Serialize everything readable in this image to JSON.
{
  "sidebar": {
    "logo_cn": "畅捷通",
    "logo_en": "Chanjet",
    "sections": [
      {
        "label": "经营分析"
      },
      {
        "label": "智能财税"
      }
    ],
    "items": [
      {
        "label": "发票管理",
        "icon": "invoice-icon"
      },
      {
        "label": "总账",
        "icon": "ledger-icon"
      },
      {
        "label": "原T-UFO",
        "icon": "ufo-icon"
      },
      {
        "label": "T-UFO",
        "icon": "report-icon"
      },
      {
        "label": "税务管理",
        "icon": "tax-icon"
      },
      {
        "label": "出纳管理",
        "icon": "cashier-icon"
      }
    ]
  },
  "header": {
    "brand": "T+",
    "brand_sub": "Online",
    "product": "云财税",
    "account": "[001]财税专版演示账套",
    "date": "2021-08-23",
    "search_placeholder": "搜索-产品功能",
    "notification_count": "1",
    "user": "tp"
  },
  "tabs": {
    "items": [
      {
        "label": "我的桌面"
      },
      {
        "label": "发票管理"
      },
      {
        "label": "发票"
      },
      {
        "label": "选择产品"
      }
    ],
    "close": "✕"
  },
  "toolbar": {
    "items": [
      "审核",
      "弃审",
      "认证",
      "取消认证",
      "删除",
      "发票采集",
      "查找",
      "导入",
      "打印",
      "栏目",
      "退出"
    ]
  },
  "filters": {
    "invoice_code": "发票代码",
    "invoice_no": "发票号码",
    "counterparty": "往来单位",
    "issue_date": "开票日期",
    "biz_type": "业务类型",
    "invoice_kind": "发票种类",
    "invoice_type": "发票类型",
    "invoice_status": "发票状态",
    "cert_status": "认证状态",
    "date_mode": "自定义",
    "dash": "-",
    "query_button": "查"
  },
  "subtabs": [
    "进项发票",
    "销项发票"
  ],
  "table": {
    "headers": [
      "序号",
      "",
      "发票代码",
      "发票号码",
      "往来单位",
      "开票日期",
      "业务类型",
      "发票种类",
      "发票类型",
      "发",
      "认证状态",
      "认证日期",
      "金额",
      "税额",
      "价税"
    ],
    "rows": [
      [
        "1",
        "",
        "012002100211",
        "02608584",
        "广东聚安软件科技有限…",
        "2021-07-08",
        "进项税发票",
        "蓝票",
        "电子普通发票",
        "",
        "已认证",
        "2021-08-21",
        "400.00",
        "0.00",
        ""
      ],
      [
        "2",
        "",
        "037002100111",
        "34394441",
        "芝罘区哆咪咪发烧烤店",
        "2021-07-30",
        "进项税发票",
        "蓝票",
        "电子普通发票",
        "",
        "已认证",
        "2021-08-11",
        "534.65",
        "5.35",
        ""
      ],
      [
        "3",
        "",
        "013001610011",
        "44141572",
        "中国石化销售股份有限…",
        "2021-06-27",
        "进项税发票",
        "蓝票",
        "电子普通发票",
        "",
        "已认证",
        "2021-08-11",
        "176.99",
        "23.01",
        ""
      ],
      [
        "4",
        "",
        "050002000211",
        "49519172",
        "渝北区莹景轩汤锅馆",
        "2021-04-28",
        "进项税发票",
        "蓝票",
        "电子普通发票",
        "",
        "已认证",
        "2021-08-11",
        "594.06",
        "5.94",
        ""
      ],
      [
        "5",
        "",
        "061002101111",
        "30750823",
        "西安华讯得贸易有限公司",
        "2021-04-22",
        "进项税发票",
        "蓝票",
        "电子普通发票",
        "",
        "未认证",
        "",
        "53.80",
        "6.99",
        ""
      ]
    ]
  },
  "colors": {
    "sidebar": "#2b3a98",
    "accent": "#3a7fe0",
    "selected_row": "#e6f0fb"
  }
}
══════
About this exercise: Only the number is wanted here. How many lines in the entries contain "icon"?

Written solution: 6